The American poet and historian Abba Gould Woolson once wrote that, ‘since all this loveliness cannot be Heaven, I know in my heart it is June’. You can’t help wondering how she might have felt in a churchyard this month, where the occupants are theologically, metaphorically and ecologically in both kinds of Paradise at once; a garden of early summer, earthly delights where the veil between the worlds – as on St John’s Eve, later in the month – is tantalisingly thin.
The Litten, or God’s Acre – and it averages out at around an acre for each of Britain’s 23,000 or so churchyards – is evidently not just a quiet place for the dearly departed, but a grassland habitat full of life. Yellow meadow ants build their nests among the gravestones, bees and butterflies appreciate the wildflowers as do moths like the beautiful five-spot burnet and birds sing from the yew and holly trees.

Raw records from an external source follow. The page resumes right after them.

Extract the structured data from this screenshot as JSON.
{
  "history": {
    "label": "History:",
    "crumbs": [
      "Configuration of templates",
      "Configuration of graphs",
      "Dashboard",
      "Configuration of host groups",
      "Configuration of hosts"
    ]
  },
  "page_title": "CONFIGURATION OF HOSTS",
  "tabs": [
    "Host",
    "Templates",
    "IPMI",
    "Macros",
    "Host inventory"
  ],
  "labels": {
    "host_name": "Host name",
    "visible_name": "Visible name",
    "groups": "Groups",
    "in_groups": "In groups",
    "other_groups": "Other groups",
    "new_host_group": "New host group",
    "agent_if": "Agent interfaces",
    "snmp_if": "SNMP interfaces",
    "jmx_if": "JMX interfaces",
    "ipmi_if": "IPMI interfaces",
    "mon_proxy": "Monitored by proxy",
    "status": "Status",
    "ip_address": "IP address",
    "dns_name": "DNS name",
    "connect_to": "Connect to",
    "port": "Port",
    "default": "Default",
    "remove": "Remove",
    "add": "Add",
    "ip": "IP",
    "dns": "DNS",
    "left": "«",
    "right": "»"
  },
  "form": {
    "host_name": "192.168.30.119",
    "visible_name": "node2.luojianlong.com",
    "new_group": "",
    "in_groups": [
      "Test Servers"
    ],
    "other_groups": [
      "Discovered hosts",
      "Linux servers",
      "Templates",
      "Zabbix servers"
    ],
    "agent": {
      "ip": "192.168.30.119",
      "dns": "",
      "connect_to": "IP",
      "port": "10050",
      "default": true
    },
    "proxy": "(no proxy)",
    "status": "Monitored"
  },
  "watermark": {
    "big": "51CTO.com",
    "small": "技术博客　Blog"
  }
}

They are here because the churchyard has a kind of permanence and has typically been managed with a light touch for hundreds of years since its foundation. Often the history of the plot is deeper; a few ancient graveyard yews even pre-date Christianity in Britain.

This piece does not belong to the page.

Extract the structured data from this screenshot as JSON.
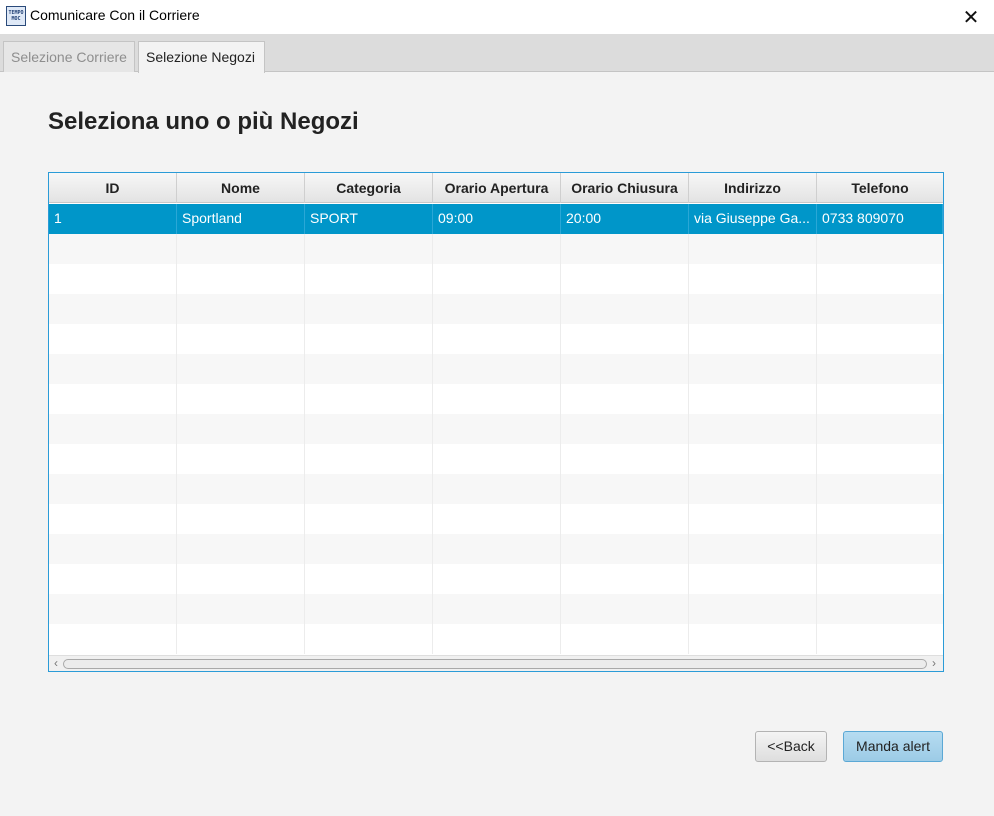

Our reverence for churchyards has helped in their conservation, but that’s not to say that they haven’t changed over the years or been subject to the same whims that have informed the spires, battlements, porches, architectural noodlings and decoration on the churches themselves. The foundation of a Christian place of worship in the first place was the most profound of these changes and may have taken place on already sacred ground – a round churchyard may indicate a pagan site, as would large sarsens in the stonework or menhirs close by.

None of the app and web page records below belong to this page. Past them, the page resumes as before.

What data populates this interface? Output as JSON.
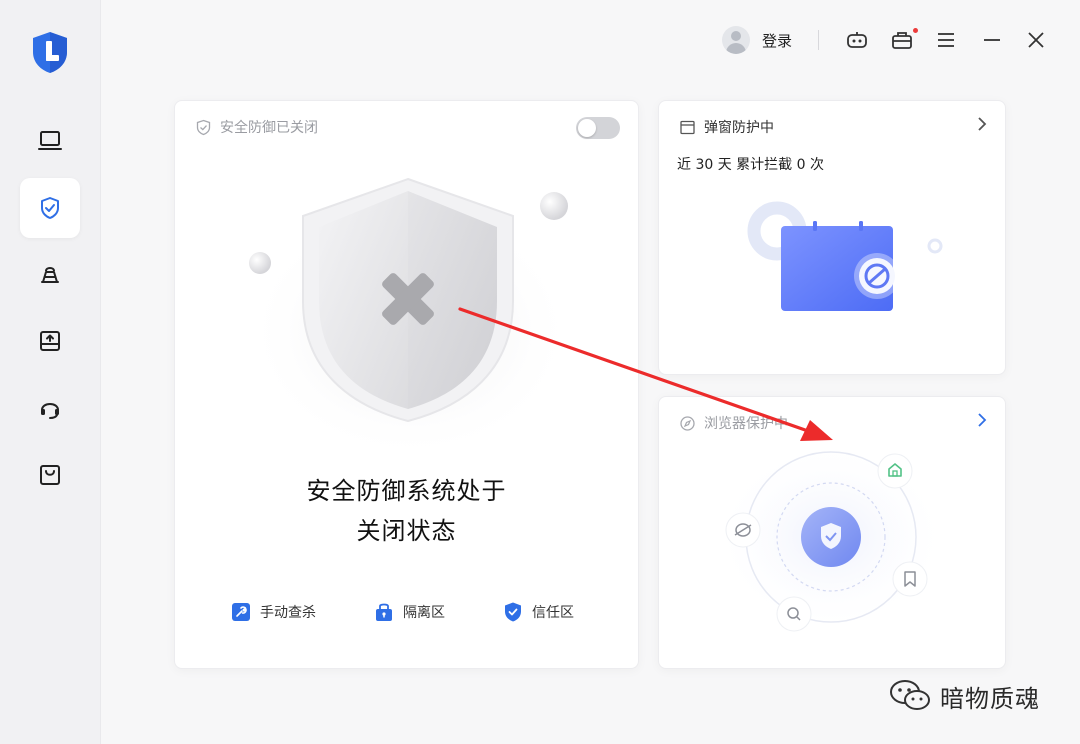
{
  "app": {
    "logo_icon": "app-logo",
    "brand_color": "#2f6fe6"
  },
  "sidebar": {
    "items": [
      {
        "icon": "monitor-icon",
        "active": false
      },
      {
        "icon": "shield-check-icon",
        "active": true
      },
      {
        "icon": "tools-icon",
        "active": false
      },
      {
        "icon": "upload-box-icon",
        "active": false
      },
      {
        "icon": "headset-icon",
        "active": false
      },
      {
        "icon": "bag-icon",
        "active": false
      }
    ]
  },
  "topbar": {
    "login_label": "登录",
    "icons": [
      "robot-icon",
      "toolbox-icon",
      "menu-icon",
      "minimize-icon",
      "close-icon"
    ],
    "notification_dot_color": "#ec3b3b"
  },
  "main_card": {
    "header_label": "安全防御已关闭",
    "toggle_on": false,
    "status_line1": "安全防御系统处于",
    "status_line2": "关闭状态",
    "actions": [
      {
        "label": "手动查杀",
        "icon": "wrench-icon"
      },
      {
        "label": "隔离区",
        "icon": "lock-box-icon"
      },
      {
        "label": "信任区",
        "icon": "shield-check-icon"
      }
    ]
  },
  "popup_card": {
    "header_label": "弹窗防护中",
    "count_text": "近 30 天 累计拦截 0 次"
  },
  "browser_card": {
    "header_label": "浏览器保护中"
  },
  "watermark": {
    "text": "暗物质魂"
  }
}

Churchyards were often a lot less peaceful in the past; records exist of Saxon ‘moots’ or parliaments convened and markets held and – as seen in the south porch of St Leonard’s in Thorpe, Derbyshire – you might find 14th century notches in the stonework where archers sharpened their arrows for target practise after Sunday service. There might even have been the flurry of pagan Morris dancers, some wrestling or cockfighting going on and the ‘church ale’ a kind of early beer festival in aid of the parish vestry.
Where God’s Acre now appears larger than an acre, the original churchyard can sometimes be traced by a subtle rise in ground level or by searching for the oldest headstones – until the 1700s they were inscribed on their ‘backs’ – to determine the extent. The churchyard would normally, though not always, have less space on the north side, where the ne’er-do-wells and criminals were buried, forever resting in shadow, even on a bright June day.